I made a post on this blog earlier this semester containing a sort of response to Foreman’s piece on machine learning and data privacy. The recent class discussion has brought a thought to my head that I didn’t get to mention in class and thought was worth sharing. On his blog, Foreman wrote that ‘humans are bad at discerning the value of their data’. While I don’t intend to staunchly disagree with this since it is quite visibly true, I would like to focus on how much we actually care about the ‘exhaust out of life’s tailpipe’. After reading about the ‘quantified selfers’, I realize that it is entirely possible to care about at least some of our data, which I thought was interesting.

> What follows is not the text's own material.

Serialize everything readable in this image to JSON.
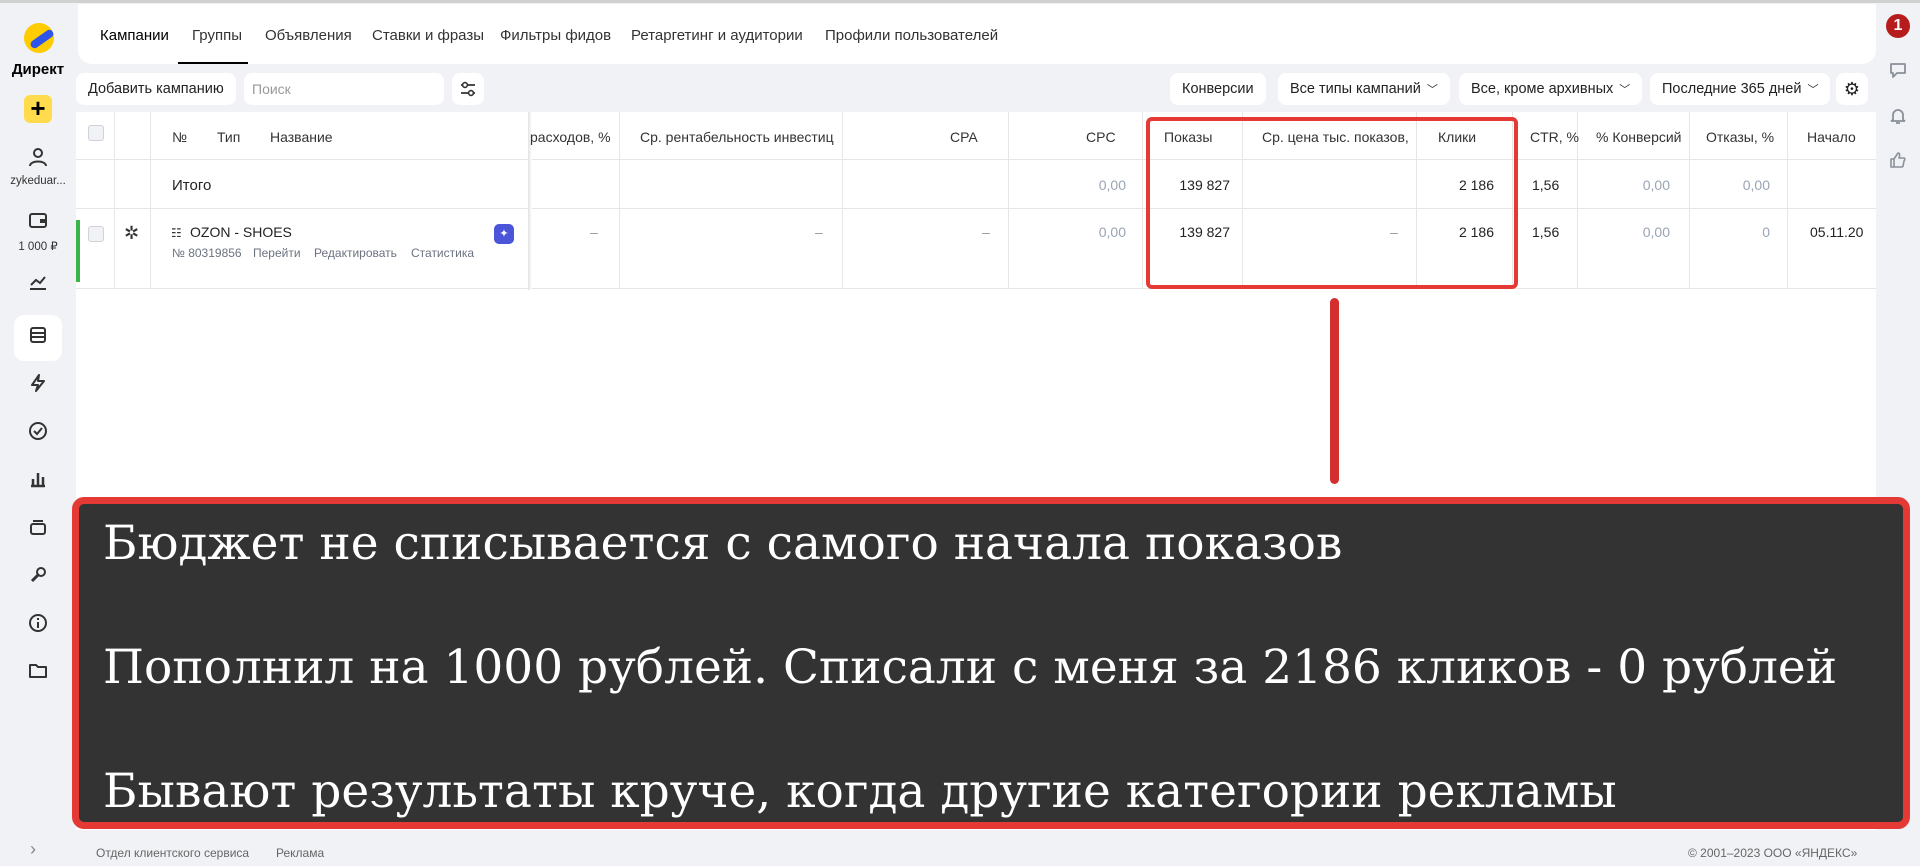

These quantified selfers cared enough about their data, their trends, to purchase one or more devices to track themselves. As Boesel puts it, it ‘is not so much narcissism, but nerdery’. The simple idea of and excitement from tracking this data shows that the Quantified Selfers actually assigned some worth to this information. The fact that most of the participants weren’t doing it for self-improvement, but for its own sake, seems to assign even more value to it.
Data means different things in different contexts. It also carries a different amount of weight depending on who sees it. To the typical person today, their personal data doesn’t really mean that much to them, hence, they don’t care what happens to it. To the QS’ers, it’s a way of life. To an advertising entity, it may mean a lot of money. To a Silicon Valley tech junkie, it may be a hobby. To a call center, it may be a means to an end, such as improving productivity and employee retention.
I found a calculator online that attempts to put a monetary value on your data (from the perspective of a data broker). I can’t speak for its accuracy, but it’s interesting to play with, nonetheless.
Calculate the monetary value of your data here.